(INFORMATION SUPPLIED begins)
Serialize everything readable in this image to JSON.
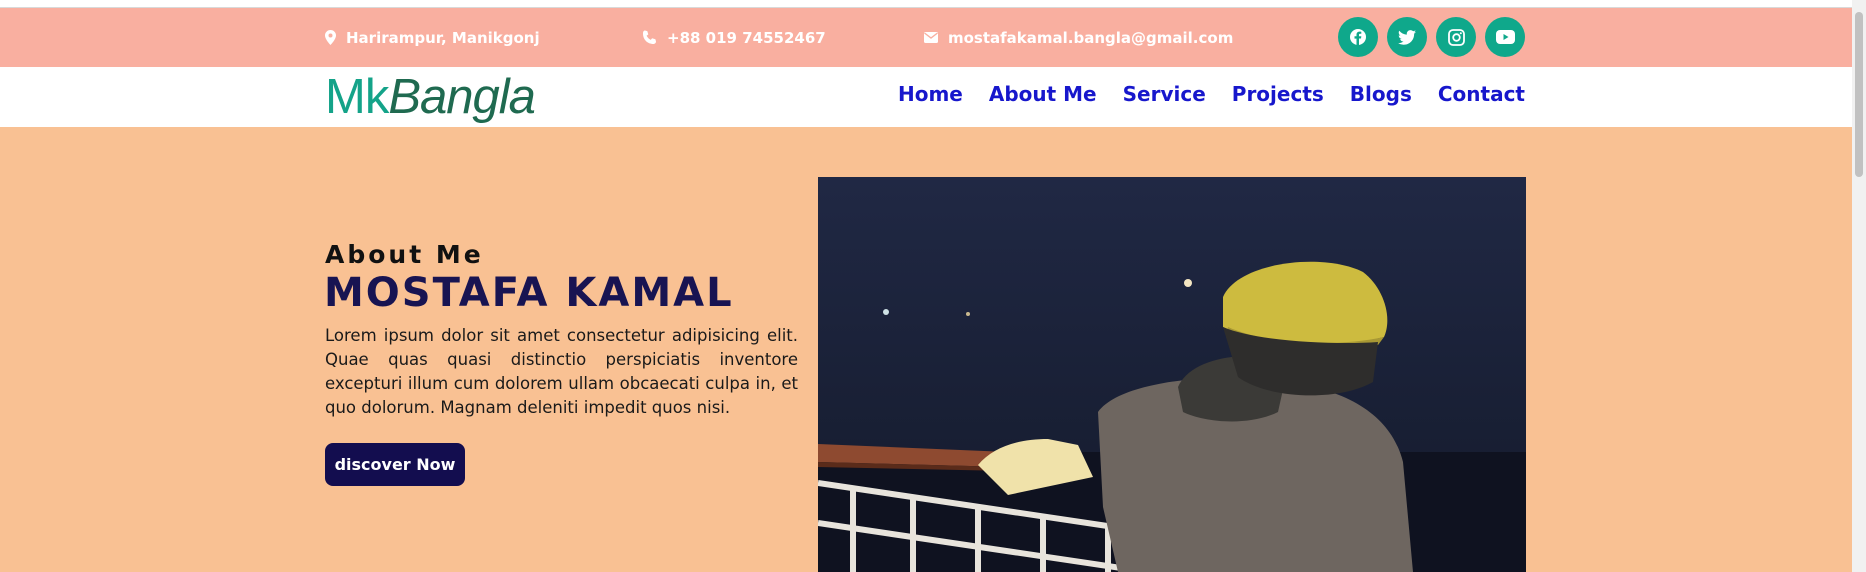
{
  "topbar": {
    "address": "Harirampur, Manikgonj",
    "phone": "+88 019 74552467",
    "email": "mostafakamal.bangla@gmail.com",
    "social": [
      "facebook-icon",
      "twitter-icon",
      "instagram-icon",
      "youtube-icon"
    ]
  },
  "brand": {
    "part1": "Mk",
    "part2": "Bangla"
  },
  "nav": {
    "items": [
      "Home",
      "About Me",
      "Service",
      "Projects",
      "Blogs",
      "Contact"
    ]
  },
  "hero": {
    "eyebrow": "About Me",
    "name": "MOSTAFA KAMAL",
    "description": "Lorem ipsum dolor sit amet consectetur adipisicing elit. Quae quas quasi distinctio perspiciatis inventore excepturi illum cum dolorem ullam obcaecati culpa in, et quo dolorum. Magnam deleniti impedit quos nisi.",
    "button": "discover Now"
  },
  "colors": {
    "topbar": "#f9afa0",
    "hero": "#f9c193",
    "social": "#0fa88b",
    "nav_link": "#1717cc",
    "heading": "#181452",
    "button": "#130d4f"
  }
}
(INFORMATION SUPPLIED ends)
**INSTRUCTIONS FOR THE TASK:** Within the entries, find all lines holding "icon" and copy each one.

**YOUR RESPONSE:**
      "facebook-icon",
      "twitter-icon",
      "instagram-icon",
      "youtube-icon"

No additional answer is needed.